When tourists travel from one country to another, they have to change money into the currency of the country they are visiting. So, when UK tourists visit France or Spain they have to buy euros. Likewise, when tourists from the USA visit the UK, they have to buy British pounds.
Also, when tourists use credit cards while they are abroad on holiday, what they spend when they are on holiday is converted back into British pounds when they receive their bill.
An example is shown below. The credit card was used to buy a number of goods and services in France in Euros. These amounts were then converted into British pounds by the credit card company.
You will see that over the period in which the card was used the exchange rate between Euros and British pounds changed. For example, on August 28th, the rate was 1.0791 Euros and on August 31st the rate was 1.0845.

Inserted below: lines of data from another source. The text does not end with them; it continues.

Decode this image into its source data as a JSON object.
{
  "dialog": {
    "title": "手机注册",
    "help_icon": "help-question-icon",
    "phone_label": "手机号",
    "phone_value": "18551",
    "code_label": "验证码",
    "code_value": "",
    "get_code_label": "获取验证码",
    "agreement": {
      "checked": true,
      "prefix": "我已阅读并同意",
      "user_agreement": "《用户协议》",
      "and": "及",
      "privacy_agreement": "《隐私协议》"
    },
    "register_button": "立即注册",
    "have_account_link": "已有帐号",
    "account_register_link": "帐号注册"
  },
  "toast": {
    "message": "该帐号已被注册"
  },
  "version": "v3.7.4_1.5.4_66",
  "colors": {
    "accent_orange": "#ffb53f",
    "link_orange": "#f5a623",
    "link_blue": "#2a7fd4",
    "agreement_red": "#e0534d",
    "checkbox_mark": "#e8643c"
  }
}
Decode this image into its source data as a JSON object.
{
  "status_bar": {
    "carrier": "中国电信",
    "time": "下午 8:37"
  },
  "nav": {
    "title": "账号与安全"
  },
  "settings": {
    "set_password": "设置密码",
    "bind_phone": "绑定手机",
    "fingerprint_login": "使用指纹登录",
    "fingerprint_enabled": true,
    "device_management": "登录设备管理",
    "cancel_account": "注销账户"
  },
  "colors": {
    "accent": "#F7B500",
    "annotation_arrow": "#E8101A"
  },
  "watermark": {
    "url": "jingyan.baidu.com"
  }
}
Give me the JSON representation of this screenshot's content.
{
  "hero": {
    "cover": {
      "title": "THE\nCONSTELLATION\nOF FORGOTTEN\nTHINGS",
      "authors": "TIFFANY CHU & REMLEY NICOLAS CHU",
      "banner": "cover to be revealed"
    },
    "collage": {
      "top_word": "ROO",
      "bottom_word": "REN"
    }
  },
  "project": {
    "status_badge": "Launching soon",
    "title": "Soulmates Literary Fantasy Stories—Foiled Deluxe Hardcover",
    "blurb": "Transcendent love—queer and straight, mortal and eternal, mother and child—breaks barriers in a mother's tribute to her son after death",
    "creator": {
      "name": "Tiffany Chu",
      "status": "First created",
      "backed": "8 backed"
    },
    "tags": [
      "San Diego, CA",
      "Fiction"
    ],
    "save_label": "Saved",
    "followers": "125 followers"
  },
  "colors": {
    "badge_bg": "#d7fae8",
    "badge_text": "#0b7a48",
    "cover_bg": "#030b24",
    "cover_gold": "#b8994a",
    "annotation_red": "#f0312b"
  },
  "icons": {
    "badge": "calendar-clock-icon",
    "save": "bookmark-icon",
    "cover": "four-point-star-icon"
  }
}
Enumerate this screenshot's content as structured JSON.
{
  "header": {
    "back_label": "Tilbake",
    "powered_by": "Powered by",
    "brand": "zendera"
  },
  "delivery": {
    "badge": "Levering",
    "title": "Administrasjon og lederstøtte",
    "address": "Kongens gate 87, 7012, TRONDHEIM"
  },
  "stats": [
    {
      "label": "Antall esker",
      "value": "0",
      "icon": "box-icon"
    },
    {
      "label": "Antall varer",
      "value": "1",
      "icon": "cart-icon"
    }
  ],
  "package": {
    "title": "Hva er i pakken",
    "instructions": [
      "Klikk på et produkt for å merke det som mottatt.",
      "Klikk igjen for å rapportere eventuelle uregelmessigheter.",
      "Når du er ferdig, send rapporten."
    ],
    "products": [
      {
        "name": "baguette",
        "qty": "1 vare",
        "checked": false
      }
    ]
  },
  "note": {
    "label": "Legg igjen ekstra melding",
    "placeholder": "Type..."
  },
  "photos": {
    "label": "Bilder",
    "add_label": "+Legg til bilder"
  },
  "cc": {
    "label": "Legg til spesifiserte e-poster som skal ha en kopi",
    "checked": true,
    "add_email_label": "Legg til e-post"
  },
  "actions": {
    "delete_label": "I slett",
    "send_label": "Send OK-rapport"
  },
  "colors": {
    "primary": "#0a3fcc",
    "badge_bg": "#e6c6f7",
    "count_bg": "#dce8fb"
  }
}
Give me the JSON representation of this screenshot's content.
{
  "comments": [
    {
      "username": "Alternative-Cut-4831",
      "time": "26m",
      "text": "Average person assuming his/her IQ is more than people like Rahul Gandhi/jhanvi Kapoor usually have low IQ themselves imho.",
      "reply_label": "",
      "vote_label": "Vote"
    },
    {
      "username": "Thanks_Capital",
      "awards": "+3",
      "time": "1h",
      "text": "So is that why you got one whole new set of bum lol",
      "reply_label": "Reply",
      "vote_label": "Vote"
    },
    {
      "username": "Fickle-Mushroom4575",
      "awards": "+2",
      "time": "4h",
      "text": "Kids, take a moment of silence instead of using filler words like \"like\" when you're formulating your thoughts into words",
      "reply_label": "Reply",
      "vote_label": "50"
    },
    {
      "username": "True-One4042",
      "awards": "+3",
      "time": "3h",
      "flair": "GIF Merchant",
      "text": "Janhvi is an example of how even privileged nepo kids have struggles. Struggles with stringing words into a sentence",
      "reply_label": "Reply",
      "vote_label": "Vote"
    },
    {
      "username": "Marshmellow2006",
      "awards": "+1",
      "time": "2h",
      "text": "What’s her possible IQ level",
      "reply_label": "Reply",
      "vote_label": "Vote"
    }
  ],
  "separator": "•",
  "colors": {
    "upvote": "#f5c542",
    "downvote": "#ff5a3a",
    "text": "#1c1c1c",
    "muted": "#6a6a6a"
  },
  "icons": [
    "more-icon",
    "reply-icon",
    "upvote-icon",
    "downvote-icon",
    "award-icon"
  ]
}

The rates of exchange between different currencies are continually changing, depending on economic and political conditions. These changes affect tourists and tourism organisations.
Exchange rates between different currencies can change a lot over a period of time, such as two or three years and these changes can have a big impact. Sometimes, the terms ‘strong pound’ and ‘weak pound’ are used.
A ‘strong pound’ means that tourists can buy a lot of foreign currency when they go abroad, making their holiday cheaper. A ‘weak pound’ means that less currency can be bought, making things more expensive for UK tourists abroad.
Explain how changing currency exchange rates might have an impact on the following businesses:
- A small hotel in a UK seaside resort.
- A UK based tour operator taking small groups of tourists to Europe.
- A large attraction. Writing frame
When buying foreign money to spend abroad, tourists need to have some idea of what they are spending and how much things are costing. So, calculating how much a foreign currency is worth is important.
Let’s assume that at a moment in time £1 has an exchange rate of $1.35 and 1.12 Euros.
To change British money into foreign money the following formula is used:
Foreign currency = British currency x Exchange rate
So, given the exchange rates above:
For £100 a tourist would receive
$135 (£100 x 1.35) and 112 Euros (£100 x 1.12)
Let’s say that a year beforehand the exchange rates had been $1.47 and 1.29 Euros. If this were the case, the UK tourist would be worse off changing money than they had been a year ago and items bought when abroad would be more expensive.
Research currency converter websites to see what today’s exchange rates are compared to the ones given above.